- Problem details
Using the data below, show every line where the word "this" occurs.

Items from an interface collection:
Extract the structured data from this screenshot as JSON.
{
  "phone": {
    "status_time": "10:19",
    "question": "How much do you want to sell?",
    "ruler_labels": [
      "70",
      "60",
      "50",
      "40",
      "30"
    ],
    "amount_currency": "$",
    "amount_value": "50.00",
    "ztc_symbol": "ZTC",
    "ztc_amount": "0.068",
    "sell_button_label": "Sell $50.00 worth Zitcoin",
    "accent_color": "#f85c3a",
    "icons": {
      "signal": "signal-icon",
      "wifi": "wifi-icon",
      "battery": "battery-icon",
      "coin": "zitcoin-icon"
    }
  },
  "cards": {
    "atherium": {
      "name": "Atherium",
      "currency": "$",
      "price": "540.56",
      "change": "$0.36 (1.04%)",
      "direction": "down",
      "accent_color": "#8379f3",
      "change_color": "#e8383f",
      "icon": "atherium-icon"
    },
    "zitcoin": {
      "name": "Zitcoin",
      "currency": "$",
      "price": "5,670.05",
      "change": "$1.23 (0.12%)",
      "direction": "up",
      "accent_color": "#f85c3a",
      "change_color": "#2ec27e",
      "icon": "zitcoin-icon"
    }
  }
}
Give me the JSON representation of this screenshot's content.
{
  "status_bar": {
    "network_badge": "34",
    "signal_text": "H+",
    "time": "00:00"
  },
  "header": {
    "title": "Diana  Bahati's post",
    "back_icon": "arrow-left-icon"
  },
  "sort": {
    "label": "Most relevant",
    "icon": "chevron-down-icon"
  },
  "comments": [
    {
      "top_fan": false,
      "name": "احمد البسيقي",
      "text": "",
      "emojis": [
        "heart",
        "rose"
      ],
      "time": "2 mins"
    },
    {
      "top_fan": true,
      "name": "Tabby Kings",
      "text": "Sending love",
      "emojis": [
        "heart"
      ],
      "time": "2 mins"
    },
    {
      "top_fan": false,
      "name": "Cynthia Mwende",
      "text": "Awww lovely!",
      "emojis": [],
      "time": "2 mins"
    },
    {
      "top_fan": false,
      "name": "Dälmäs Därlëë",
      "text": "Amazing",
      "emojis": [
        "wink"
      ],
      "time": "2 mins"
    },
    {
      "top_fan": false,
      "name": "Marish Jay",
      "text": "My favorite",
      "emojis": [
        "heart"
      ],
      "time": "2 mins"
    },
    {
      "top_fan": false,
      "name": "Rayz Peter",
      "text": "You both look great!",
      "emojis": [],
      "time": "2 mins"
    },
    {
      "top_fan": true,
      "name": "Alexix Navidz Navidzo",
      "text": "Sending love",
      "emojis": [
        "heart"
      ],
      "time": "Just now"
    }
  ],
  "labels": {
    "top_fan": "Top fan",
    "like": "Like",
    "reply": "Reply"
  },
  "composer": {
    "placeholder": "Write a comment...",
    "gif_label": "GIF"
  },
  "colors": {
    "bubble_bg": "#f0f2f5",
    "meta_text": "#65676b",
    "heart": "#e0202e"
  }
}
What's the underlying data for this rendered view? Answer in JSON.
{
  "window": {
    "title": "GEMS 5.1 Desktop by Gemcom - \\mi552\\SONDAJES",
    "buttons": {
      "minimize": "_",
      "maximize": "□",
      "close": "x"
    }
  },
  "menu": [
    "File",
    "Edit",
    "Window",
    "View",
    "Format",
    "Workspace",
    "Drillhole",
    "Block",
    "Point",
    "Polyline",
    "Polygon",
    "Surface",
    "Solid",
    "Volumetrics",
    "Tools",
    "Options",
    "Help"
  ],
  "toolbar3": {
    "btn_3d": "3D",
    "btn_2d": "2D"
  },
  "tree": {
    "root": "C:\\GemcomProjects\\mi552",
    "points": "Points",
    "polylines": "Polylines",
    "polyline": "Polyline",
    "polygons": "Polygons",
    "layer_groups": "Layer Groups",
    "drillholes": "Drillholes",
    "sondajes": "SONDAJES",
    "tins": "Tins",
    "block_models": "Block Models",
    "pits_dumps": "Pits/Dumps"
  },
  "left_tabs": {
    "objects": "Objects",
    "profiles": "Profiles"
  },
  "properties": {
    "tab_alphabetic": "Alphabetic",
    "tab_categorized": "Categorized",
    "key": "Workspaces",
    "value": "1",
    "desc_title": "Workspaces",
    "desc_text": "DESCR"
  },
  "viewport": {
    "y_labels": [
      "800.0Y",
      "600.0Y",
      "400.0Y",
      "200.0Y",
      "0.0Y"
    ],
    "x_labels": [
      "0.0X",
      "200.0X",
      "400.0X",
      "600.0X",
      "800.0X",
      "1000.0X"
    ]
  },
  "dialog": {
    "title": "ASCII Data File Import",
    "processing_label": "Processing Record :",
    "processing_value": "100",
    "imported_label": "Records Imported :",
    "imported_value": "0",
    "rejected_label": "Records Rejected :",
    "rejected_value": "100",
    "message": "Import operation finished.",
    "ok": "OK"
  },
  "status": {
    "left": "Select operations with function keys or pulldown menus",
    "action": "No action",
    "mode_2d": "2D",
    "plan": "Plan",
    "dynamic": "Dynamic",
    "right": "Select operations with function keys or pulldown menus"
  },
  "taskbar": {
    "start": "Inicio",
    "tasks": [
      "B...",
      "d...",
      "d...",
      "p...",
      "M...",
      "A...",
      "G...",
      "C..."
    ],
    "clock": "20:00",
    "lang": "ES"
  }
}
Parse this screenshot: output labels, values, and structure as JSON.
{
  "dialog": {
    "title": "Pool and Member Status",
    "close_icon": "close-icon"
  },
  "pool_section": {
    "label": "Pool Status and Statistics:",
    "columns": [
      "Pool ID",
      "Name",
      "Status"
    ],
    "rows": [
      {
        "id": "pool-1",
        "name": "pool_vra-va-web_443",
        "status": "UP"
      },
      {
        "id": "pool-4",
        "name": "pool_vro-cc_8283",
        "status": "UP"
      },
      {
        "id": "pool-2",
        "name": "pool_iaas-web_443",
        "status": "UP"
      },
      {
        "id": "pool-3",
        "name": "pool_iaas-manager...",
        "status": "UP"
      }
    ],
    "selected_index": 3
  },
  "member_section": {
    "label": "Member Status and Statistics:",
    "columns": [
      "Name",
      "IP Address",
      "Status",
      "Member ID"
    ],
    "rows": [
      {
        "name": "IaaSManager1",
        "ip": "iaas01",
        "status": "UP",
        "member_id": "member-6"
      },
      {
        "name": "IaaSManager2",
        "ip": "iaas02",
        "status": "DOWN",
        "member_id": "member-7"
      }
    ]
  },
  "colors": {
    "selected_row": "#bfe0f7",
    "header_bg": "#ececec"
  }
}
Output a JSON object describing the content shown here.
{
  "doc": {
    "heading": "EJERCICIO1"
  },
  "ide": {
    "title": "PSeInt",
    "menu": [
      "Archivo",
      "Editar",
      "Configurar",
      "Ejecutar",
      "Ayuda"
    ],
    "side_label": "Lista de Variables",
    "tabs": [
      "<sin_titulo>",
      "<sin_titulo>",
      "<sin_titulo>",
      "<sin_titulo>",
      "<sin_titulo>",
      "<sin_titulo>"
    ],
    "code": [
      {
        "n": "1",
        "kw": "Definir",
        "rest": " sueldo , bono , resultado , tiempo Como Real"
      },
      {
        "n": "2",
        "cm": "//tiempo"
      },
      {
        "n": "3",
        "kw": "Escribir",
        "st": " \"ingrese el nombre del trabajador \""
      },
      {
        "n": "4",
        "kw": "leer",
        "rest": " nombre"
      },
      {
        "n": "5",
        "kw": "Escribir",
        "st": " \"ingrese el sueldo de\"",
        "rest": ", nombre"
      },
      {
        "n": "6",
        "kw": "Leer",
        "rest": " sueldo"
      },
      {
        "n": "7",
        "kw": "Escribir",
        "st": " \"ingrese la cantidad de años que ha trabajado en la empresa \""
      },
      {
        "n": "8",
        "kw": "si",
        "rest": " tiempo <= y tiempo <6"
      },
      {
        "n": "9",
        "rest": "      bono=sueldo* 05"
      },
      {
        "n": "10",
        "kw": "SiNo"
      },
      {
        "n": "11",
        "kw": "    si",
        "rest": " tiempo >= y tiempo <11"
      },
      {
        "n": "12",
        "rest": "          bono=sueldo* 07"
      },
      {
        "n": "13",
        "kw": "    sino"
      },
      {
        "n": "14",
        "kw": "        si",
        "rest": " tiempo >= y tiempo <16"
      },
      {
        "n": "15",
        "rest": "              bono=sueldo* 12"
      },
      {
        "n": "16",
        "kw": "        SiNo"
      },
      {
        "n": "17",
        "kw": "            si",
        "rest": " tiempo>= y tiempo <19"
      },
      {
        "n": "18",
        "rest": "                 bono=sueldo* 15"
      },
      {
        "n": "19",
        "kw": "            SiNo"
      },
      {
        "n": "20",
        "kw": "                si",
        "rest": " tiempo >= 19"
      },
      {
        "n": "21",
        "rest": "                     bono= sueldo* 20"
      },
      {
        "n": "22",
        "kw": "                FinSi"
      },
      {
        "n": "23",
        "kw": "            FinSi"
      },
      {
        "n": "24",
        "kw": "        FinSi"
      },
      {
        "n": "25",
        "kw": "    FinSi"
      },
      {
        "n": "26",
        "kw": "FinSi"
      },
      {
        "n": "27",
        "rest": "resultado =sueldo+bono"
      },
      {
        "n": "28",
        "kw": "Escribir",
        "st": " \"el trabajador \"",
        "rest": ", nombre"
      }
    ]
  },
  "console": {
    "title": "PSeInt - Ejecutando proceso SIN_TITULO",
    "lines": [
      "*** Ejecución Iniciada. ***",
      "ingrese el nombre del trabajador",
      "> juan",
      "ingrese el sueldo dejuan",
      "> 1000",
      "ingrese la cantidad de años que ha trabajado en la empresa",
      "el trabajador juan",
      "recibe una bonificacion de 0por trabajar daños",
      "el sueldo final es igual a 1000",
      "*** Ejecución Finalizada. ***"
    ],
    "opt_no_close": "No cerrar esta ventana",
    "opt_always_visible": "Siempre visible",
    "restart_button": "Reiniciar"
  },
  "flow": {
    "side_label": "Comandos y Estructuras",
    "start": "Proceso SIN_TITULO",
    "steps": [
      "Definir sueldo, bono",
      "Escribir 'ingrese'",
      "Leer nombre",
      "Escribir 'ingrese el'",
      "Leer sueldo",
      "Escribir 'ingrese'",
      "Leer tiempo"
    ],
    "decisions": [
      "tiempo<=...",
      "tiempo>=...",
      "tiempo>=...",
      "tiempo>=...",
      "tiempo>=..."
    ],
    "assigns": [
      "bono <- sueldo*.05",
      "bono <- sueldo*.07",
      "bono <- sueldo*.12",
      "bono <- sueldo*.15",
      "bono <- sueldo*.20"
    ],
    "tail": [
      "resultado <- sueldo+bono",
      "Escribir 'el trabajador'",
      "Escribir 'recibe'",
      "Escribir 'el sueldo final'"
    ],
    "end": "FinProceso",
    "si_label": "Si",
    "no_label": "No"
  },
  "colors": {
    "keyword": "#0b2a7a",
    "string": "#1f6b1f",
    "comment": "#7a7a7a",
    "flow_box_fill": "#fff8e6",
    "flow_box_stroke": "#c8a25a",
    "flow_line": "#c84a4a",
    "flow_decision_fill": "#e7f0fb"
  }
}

- Reply
Extract the structured data from this screenshot as JSON.
Give me the JSON representation of this screenshot's content.
What's the underlying data for this rendered view? Answer in JSON.
Parse this screenshot: output labels, values, and structure as JSON.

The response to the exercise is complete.